This led us to our final (and most tangible) pivot, which was based off of the question..
HOW MIGHT WE MAKE EDUCATION MORE AFFORDABLE FOR STUDENTS, ESPECIALLY FOR THOSE IN THE FIELD OF ARTS?
SUPPORTING EVIDENCE FOR THE NEW PIVOT
Our new pivot had a lot of supporting evidence from research reports, to popular articles and blogs. Here are some of the key supporting evidences that we found.
Based on the tests and their results, our new value proposition became :
WHAT : A SERVICE THAT MAKES ARTS EDUCATION MORE AFFORDABLE
: ART STUDENTS WHO ARE STRUGGLING TO PAY FOR COLLEGE AND LIVING
BECAUSE : EVERY ARTIST DESERVES TO PURSUE THEIR PASSION WITHOUT FACING DIRE FINANCIAL STRESS
BUT HOW DO WE MAKE ARTS EDUCATION MORE AFFORDABLE?
In order to answer this question, we used the traditional mode of pen and paper surveys to talk to about 80 art students in Parsons (BFA and MFA fine arts programs) and other arts colleges. The survey was aimed at understanding the biggest financial stresses for art students and the ones they think can be most reduced/eliminated.
FROM THIS SURVEY, WE SAW AN OVERWHELMINGLY HIGH RESPONSE TO THE NEED TO REDUCE THE COST OF ART SUPPLIES
Following this lead, we dug deep into how much do students spend on average on supplies. And we found out that it was not a small amount. The average fine art student spends around $500-600 dollars every semester on buying these supplies (comparable to a student health insurance plan).
THIS WAS OUR AHA MOMENT #2
TEST 3 : AN E-COMMERCE PLATFORM THAT PROVIDES AFFORDABLE ART SUPPLIES TO STUDENTS
To address the pain point of having to pay exorbitant amount of money to buy supplies which are essential to one's vocation, we decided to utilize the power of collective buying, used by the likes of Groupon to drive down the costs of products.
For e.g. The average cost of a standard size canvas ( 16 x 20" ) at a popular art store near Parsons is about $10, while the same can be purchased from a bulk supplier at about 1/3rd of the cost (for $4). And in order to create the bulk demand, we decided to use a referral based system, by pooling demand between students and using professors as our lead generators.
The below infographic shows how we do it

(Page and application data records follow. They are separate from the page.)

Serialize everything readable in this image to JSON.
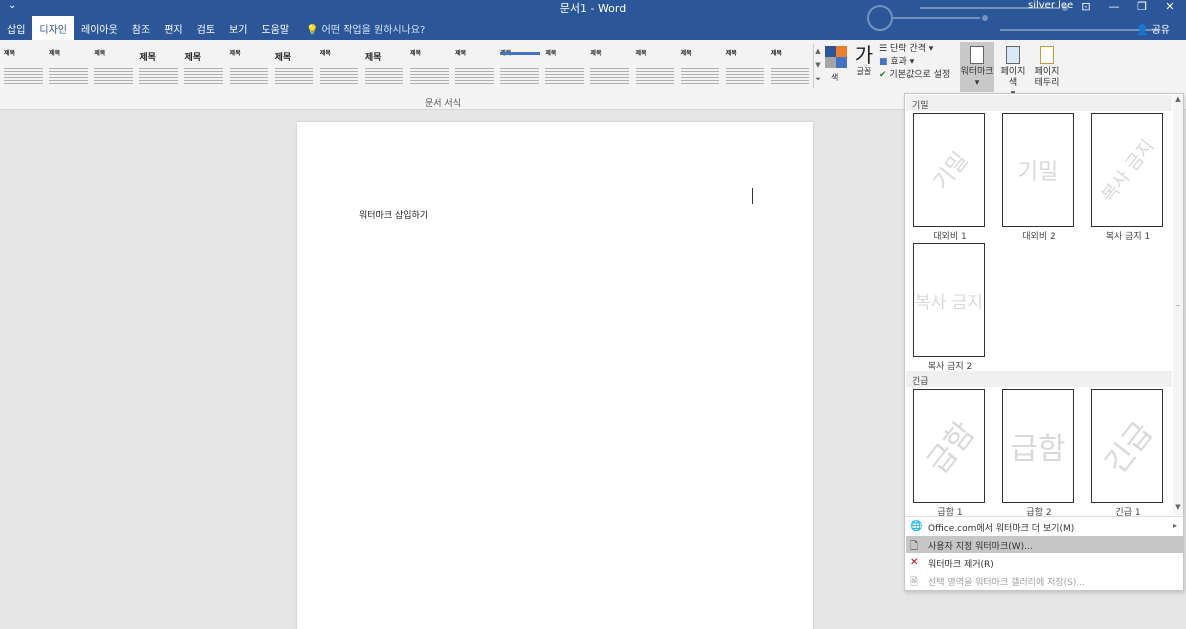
{
  "window": {
    "title": "문서1 - Word",
    "user": "silver lee",
    "qat_icon": "⌄",
    "controls": [
      "⊡",
      "—",
      "❐",
      "✕"
    ]
  },
  "tabs": [
    "삽입",
    "디자인",
    "레이아웃",
    "참조",
    "편지",
    "검토",
    "보기",
    "도움말"
  ],
  "active_tab": "디자인",
  "tell_me": "어떤 작업을 원하시나요?",
  "share": "공유",
  "ribbon": {
    "style_thumbs": [
      "제목",
      "제목",
      "제목",
      "제목",
      "제목",
      "제목",
      "제목",
      "제목",
      "제목",
      "제목",
      "제목",
      "제목",
      "제목",
      "제목",
      "제목",
      "제목",
      "제목",
      "제목"
    ],
    "group_label": "문서 서식",
    "colors_label": "색",
    "fonts_label": "글꼴",
    "fonts_glyph": "가",
    "paragraph_spacing": "단락 간격 ▾",
    "effects": "효과 ▾",
    "set_default": "기본값으로 설정",
    "watermark": "워터마크",
    "page_color": "페이지 색",
    "page_borders": "페이지 테두리",
    "accent_colors": [
      "#2b579a",
      "#ed7d31",
      "#a5a5a5",
      "#4472c4"
    ]
  },
  "document": {
    "text": "워터마크 삽입하기"
  },
  "dropdown": {
    "sections": [
      {
        "header": "기밀",
        "items": [
          {
            "text": "기밀",
            "caption": "대외비 1",
            "style": "diag"
          },
          {
            "text": "기밀",
            "caption": "대외비 2",
            "style": "plain"
          },
          {
            "text": "복사 금지",
            "caption": "복사 금지 1",
            "style": "diag"
          },
          {
            "text": "복사 금지",
            "caption": "복사 금지 2",
            "style": "plain"
          }
        ]
      },
      {
        "header": "긴급",
        "items": [
          {
            "text": "급함",
            "caption": "급함 1",
            "style": "diag"
          },
          {
            "text": "급함",
            "caption": "급함 2",
            "style": "plain"
          },
          {
            "text": "긴급",
            "caption": "긴급 1",
            "style": "diag"
          }
        ]
      }
    ],
    "menu": {
      "office": "Office.com에서 워터마크 더 보기(M)",
      "custom": "사용자 지정 워터마크(W)...",
      "remove": "워터마크 제거(R)",
      "save": "선택 영역을 워터마크 갤러리에 저장(S)..."
    }
  }
}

Testing out this model was a success (as explained in the beginning) and we began to see a really good conversion rate among customers we reached out at this price point.
IDENTIFYING THE SPACES CONCEPT
Post our MVP validation and acquiring the first set of customers, we had a studio visit to one of the most prominent installation artists in the world, Alfredo Jaar. While conducting a focus group with some of the resident apprentices, we discovered a major pain point in the art world that we had not looked into - identifying spaces to work on and showcase art.
Intrigued, we immediately decided to test out and VOILA! We had struck upon another huge opportunity.
In big cities such as NYC, it is becoming increasingly unaffordable for artists to buy/rent spaces to work on their art, and they often have to travel an hour or so to go to the suburbs to find such spaces, due to rising rents. We thought, what if we could create a platform for people to rent out unused spaces , such as warehouses/old rooms in apartments/rooms in dilapidated or half-constructed buildings to use as work-spaces.
This problem got further validated when we tested demand for it on Instagram. We got 14 signups in 3 days, spending only about $6 in acquiring each customer.